The aspect of complete visibility is similar and very powerful because it enables you to make different decisions. A lot of security organizations will say that they monitor every aspect of the network, but security teams will invest time, money and resources to monitor things that probably aren’t needed on the high priority scale. Full visibility into the asset inventory enables you to apply resources and protection mechanisms where they are needed for most impact.
Sherry: What are some struggles that occur when an organization moves to the cloud?
Anthony: Part of it is making sure that everyone is clear on what the definition of complete is. Without a complete asset inventory, you don’t know what may be left behind or which parts are still struggling. Even more so when an organization acquires or merges with another organization that is in the cloud, making it more difficult to know what parts of that organization are vulnerable or open to bad actors. That’s where comprehensive visibility and solutions like Expanse provide an organization with the ability to know what was left behind and what areas in their network are still exposed.
Sherry: What are the front-burner threats for organizations?
Anthony: One of the largest threats for an organization is the security team not understanding the business of the organization. If that is the case, they’re going to make risk decisions that don’t actually relate to the overall business of the company. In short, they will make the business go slower than it needs to, because of a lack of understanding.
Sherry: Should there be a Sarbanes–Oxley Act for security?
Anthony: There should be some sort of a requirement or minimum standards for service providers that are supporting and providing services to the broader masses. For example, for small to medium businesses that can’t keep up with the complexity of threats, there should be some aspect of legislation or model such as a utility service or the government taking over a certain aspect of security to aid them with the complexity of threats.
Sherry: What is your proudest professional moment?
Anthony: A very proud moment was when I worked with a junior associate who when I came into the organization, I was told she needed to go. The org told me, “This is someone who is not salvageable, you need to find an exit path for her.” Instead, I spent time with her and helped her develop a plan and define what success was, together.
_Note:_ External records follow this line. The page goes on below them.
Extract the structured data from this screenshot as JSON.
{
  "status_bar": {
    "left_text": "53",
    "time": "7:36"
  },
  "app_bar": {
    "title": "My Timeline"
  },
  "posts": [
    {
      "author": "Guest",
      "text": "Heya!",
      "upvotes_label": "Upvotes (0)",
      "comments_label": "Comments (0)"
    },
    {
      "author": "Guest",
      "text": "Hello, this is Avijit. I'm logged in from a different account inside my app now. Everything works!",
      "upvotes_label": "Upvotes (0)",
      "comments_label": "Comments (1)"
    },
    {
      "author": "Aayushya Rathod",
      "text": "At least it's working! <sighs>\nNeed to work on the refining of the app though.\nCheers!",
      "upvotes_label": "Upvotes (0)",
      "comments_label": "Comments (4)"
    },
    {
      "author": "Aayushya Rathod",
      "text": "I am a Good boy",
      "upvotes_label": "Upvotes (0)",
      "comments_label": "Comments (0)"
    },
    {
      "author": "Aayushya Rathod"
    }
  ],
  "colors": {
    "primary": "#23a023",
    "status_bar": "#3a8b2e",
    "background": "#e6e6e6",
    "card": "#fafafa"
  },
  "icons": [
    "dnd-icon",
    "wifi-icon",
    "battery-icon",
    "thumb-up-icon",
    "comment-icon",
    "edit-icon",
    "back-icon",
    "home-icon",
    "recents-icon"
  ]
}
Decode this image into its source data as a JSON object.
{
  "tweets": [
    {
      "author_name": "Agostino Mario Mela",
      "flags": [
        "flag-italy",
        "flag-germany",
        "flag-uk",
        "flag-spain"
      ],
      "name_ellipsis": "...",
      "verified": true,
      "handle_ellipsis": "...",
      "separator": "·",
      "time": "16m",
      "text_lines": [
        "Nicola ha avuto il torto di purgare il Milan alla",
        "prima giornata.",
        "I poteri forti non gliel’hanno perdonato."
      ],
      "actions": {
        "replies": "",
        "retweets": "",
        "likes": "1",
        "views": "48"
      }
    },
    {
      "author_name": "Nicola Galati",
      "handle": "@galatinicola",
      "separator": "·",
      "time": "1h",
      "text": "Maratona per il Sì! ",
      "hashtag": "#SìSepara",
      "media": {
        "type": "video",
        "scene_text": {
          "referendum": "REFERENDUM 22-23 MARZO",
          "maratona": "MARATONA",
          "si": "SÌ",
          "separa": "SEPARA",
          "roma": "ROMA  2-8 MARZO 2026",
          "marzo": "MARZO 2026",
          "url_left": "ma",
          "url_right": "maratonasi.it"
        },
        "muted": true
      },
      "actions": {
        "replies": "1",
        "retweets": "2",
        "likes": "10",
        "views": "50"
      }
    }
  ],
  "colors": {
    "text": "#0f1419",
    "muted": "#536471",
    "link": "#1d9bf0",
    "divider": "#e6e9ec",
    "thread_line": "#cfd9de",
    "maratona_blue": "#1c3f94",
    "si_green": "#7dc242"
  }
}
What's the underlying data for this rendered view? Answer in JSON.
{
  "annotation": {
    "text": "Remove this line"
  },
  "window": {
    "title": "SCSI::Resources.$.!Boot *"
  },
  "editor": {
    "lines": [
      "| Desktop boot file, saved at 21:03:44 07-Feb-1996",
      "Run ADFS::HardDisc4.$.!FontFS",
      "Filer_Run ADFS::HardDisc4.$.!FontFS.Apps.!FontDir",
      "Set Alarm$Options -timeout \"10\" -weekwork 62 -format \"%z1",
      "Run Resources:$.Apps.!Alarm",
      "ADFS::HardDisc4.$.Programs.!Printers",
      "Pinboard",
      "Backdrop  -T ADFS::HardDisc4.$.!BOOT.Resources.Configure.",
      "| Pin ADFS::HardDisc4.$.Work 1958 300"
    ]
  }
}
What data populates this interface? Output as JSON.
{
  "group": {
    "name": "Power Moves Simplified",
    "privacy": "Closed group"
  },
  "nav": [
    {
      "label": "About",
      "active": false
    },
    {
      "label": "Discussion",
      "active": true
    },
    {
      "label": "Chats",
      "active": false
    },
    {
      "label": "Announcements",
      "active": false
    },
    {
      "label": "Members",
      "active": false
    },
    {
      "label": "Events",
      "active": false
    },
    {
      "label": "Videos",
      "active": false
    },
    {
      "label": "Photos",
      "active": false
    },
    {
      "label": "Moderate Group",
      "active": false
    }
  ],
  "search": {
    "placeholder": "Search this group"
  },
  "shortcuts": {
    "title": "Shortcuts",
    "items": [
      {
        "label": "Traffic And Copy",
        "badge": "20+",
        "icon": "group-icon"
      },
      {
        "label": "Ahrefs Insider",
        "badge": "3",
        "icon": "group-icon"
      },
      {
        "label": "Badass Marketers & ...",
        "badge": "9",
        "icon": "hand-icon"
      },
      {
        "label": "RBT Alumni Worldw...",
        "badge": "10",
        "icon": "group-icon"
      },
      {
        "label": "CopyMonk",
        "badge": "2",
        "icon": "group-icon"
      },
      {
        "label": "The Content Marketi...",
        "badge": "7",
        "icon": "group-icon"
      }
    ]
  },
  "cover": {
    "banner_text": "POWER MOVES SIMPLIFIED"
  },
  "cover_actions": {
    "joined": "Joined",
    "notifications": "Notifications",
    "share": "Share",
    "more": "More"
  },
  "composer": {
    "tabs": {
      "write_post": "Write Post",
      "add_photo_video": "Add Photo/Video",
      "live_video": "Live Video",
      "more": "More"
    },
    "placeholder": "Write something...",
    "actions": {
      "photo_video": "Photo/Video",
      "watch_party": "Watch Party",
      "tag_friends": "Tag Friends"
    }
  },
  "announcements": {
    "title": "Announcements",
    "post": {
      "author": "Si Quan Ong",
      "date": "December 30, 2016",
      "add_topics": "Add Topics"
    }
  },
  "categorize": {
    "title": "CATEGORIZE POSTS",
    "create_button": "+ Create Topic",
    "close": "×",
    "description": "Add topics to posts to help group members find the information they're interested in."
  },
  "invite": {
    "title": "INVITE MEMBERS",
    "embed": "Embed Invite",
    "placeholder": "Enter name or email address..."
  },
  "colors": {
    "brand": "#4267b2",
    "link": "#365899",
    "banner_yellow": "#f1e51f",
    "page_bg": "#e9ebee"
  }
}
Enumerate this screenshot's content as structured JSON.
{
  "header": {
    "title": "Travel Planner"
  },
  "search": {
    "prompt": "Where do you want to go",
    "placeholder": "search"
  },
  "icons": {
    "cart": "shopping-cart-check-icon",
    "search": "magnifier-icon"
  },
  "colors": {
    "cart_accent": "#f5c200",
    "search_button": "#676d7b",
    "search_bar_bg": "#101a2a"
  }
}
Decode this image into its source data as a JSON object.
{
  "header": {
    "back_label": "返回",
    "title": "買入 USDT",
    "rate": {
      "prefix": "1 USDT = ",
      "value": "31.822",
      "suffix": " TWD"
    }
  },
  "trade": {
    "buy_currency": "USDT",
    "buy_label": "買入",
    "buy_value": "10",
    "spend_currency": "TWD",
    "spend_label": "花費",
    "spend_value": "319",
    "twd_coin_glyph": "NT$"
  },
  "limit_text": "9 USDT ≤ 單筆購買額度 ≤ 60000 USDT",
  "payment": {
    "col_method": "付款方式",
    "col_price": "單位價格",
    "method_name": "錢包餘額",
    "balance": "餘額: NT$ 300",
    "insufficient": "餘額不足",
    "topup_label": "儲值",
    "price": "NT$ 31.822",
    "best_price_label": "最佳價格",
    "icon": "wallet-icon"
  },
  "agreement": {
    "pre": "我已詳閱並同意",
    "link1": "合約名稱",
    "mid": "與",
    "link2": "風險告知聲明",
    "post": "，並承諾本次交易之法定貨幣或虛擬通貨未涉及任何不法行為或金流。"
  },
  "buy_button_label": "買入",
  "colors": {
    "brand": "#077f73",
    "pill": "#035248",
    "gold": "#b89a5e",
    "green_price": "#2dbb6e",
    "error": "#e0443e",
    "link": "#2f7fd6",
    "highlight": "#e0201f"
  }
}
I realized that she had a good skill set but she was in the wrong role. Through coaching and mentoring, we put her on a project management path. She is now a successful program manager.
Sherry: What do you like to do outside of work?
Anthony: Outside of work, I am a PC gamer. I’ve had a group of friends for around 13 years that meet up and play different PC games. Beyond that, I really enjoy tinkering with every aspect of technology. I actually spent a couple of years of programming drones before they became commercialized. However, my real R&R is PC gaming.